Mentions: The differences in resource availability across provinces are illustrated through 7 selected resources (Figures 1, 2). These selected resources offer insights into the geographic variations in preparedness in relation to surveillance capacity (surveillance and rapid response team [SRRT] personnel), case investigation capacity (SRRT, internal medicine doctors), case-patient treatment capacity (oseltamivir treatment courses, respirators, critical care nurses), and capacity to prevent spread of disease in the community (negative-pressure rooms, isolation rooms, surgical masks).


Capacity of Thailand to contain an emerging influenza pandemic.

Putthasri W, Lertiendumrong J, Chompook P, Tangcharoensathien V, Coker R - Emerging Infect. Dis. (2009)

Density of selected health system resources available for pandemic influenza across provinces, Thailand. A) Surveillance and rapid response team personnel; B) internal medicine physicians; C) critical care nurses.
© Copyright Policy
Related In: Results  -  Collection

Show All Figures
getmorefigures.php?uid=PMC2666290&req=5

Figure 1: Density of selected health system resources available for pandemic influenza across provinces, Thailand. A) Surveillance and rapid response team personnel; B) internal medicine physicians; C) critical care nurses.
Mentions: The differences in resource availability across provinces are illustrated through 7 selected resources (Figures 1, 2). These selected resources offer insights into the geographic variations in preparedness in relation to surveillance capacity (surveillance and rapid response team [SRRT] personnel), case investigation capacity (SRRT, internal medicine doctors), case-patient treatment capacity (oseltamivir treatment courses, respirators, critical care nurses), and capacity to prevent spread of disease in the community (negative-pressure rooms, isolation rooms, surgical masks).

Bottom Line: We found that gaps exist in many resource categories, even under scenarios in which few cases occur.Such gaps are likely to be profound if a severe pandemic occurs.Alternatively, explicit assumptions must be made regarding allocation of scarce resources, standards of care, and priority setting during a pandemic.

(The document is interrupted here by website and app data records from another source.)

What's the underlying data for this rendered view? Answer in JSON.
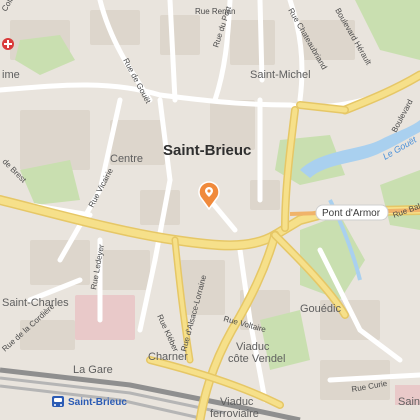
{
  "map": {
    "city": "Saint-Brieuc",
    "districts": [
      "Centre",
      "Saint-Michel",
      "Saint-Charles",
      "Gouédic",
      "Charner",
      "La Gare"
    ],
    "streets": {
      "rue_renan": "Rue Renan",
      "rue_du_port": "Rue du Port",
      "rue_chateaubriand": "Rue Chateaubriand",
      "boulevard_herault": "Boulevard Hérault",
      "rue_de_gouet": "Rue de Gouët",
      "rue_vicairie": "Rue Vicairie",
      "rue_de_brest": "de Brest",
      "rue_ledeyer": "Rue Ledeyer",
      "rue_kleber": "Rue Kléber",
      "rue_alsace": "Rue d'Alsace-Lorraine",
      "rue_voltaire": "Rue Voltaire",
      "rue_cordiere": "Rue de la Cordière",
      "rue_curie": "Rue Curie",
      "rue_balzac": "Rue Balz",
      "rue_colbert": "Colbert",
      "boulevard_east": "Boulevard",
      "rue_ime": "ime",
      "saint_top": "Saint"
    },
    "places": {
      "pont_darmor": "Pont d'Armor",
      "viaduc_vendel": "Viaduc côte Vendel",
      "viaduc_vendel_l1": "Viaduc",
      "viaduc_vendel_l2": "côte Vendel",
      "viaduc_ferroviaire_l1": "Viaduc",
      "viaduc_ferroviaire_l2": "ferroviaire",
      "station": "Saint-Brieuc",
      "river": "Le Gouët"
    },
    "icons": [
      "location-pin-icon",
      "hospital-icon",
      "train-icon"
    ],
    "colors": {
      "pin": "#f08a3c",
      "river": "#a9d0ef",
      "park": "#c9dfb0",
      "road_main": "#f6e08a",
      "road_secondary": "#ffffff",
      "rail": "#8f8f8f",
      "station_text": "#2b5bb4",
      "hospital": "#d93a3a"
    }
  }
}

View Article: PubMed Central - PubMed

Affiliation: International Health Policy Programme, Ministry of Public Health, Nonthaburi, Thailand.

ABSTRACT
Southeast Asia will likely be the epicenter of the next influenza pandemic. To determine whether health system resources in Thailand are sufficient to contain an emerging pandemic, we mapped health system resources in 76 provinces. We used 3 prepandemic scenarios of clustered cases and determined resource needs, availability, and gaps. We extended this analysis to a scenario of a modest pandemic and assumed that the same standards of clinical care would be required. We found that gaps exist in many resource categories, even under scenarios in which few cases occur. Such gaps are likely to be profound if a severe pandemic occurs. These gaps exist in infrastructure, personnel and materials, and surveillance capacity. Policy makers must determine whether such resource gaps can realistically be closed, ideally before a pandemic occurs. Alternatively, explicit assumptions must be made regarding allocation of scarce resources, standards of care, and priority setting during a pandemic.

Show MeSH
Related in: MedlinePlus